P.S. Where’s Waldo is somewhere in the post – can you find him?

WPC: Peek


 
The tower of the Duomo in Siena peeking through on Day Five of our Italian holiday. More of Siena and Day Five to come.

Italy Day Sixteen: Venezia


A perfect final day to our Italian travels beginning with the morning sunshine silhouetting the San Giorgio Magiorre before revisiting the Basilica San Marco to see its marble pavements once again after seventeen years.


We then climbed the 100 steps to the terrace with its views of the Campanile and Piazza San Marco. 

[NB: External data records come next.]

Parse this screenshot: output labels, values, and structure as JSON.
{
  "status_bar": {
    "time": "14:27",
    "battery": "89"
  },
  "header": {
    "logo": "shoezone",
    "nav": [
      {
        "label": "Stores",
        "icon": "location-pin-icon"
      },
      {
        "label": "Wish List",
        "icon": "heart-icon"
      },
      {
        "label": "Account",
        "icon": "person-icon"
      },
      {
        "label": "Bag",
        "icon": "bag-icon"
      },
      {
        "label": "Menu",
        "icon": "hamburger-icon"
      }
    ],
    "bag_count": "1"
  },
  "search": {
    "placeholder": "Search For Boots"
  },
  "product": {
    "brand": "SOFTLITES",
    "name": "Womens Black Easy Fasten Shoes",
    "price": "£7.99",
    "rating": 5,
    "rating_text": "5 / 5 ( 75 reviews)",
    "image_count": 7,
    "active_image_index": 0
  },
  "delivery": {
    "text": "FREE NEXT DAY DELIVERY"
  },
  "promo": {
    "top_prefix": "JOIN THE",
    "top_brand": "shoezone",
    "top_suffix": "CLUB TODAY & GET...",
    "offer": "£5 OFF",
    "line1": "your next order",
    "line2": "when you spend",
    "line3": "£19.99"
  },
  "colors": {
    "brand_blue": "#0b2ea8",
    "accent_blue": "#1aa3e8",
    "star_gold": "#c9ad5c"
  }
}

Our final long anticipated stop was to the Basilica di Santa Maria Gloriosa dei Frari to see Titian’s masterpiece the Frari Assumption, just as glorious as I remembered it. 

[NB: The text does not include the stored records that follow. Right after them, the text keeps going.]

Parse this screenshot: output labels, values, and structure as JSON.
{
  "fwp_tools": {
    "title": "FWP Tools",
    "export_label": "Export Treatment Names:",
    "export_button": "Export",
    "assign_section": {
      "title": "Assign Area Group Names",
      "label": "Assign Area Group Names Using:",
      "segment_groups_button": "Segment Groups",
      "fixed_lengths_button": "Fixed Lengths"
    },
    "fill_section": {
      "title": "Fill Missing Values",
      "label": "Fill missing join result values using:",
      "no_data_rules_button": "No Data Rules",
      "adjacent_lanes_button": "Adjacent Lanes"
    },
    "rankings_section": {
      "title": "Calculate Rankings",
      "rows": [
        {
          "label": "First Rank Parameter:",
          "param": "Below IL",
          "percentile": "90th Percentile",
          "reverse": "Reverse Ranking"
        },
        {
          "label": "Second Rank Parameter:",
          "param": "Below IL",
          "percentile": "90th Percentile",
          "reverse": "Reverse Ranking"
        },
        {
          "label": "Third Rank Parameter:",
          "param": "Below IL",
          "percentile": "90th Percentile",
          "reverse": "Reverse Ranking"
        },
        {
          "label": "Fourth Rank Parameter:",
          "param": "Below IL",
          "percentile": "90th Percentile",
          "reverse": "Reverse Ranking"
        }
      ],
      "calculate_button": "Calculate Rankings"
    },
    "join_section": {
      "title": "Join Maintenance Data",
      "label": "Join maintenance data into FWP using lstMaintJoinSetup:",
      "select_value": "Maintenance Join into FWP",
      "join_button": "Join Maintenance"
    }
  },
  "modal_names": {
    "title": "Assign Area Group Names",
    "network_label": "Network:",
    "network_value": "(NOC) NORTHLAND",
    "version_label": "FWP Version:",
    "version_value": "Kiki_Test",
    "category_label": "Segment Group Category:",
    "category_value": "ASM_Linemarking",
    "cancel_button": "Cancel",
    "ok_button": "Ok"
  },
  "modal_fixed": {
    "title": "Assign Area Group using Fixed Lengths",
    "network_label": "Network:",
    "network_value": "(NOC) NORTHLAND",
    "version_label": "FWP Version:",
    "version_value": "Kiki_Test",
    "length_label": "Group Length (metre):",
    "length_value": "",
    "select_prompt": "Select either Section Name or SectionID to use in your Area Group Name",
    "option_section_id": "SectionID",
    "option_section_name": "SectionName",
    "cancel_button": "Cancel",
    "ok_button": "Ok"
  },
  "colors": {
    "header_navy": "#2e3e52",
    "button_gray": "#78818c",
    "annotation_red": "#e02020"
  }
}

Then one final moment to pause and take it all in before heading to the airport and London. 

I hope you have enjoyed the trip as much as we have. It’s certainly been good having you along. So many more memories to share in the coming weeks and months with photos and hopefully exciting new paintings. Stay tuned. 

Italy Day Fifteen: Venezia

The curve of the Grand canal viewed from the roof deck of the Fondaco dei Tedeschi beside the Rialto Bridge. 

A grand finale to our Italian holiday with the magic of Venice at every turn. 



 

Italy Day Fourteen: Ferrara


 
A day spent enjoying the city and being inspired by all of its glorious art that will need a fuller accounting when we return home next week.
 

 
My introduction to the work of Carlo Bononi in the just-opened exhibition in the Palazzo Diamanti was the highlight of the day for me. That and the gelato affogato in the Piazza Trento Trieste.
 

 Venezia domani

Italy Day Thirteen: Ferrara

Beneath the glow of the sun bathed walls of Castillo Estense these young lovers embrace as this couple of old lovers drinks their health from our hotel window. 
                       

Italy Day Twelve: Modena

              The Giuseppe Giusti Museum

After the Ferrari museum yesterday, the “Ferrari” of balsamic vinegar today. If only I could post the heady aroma from those barrels for you to enjoy too.
 
“Giuseppe Giusti is the oldest Balsamic Vinegar company in the world, founded in Modena in 1605 and now guided by the Giusti family’s 17th generation”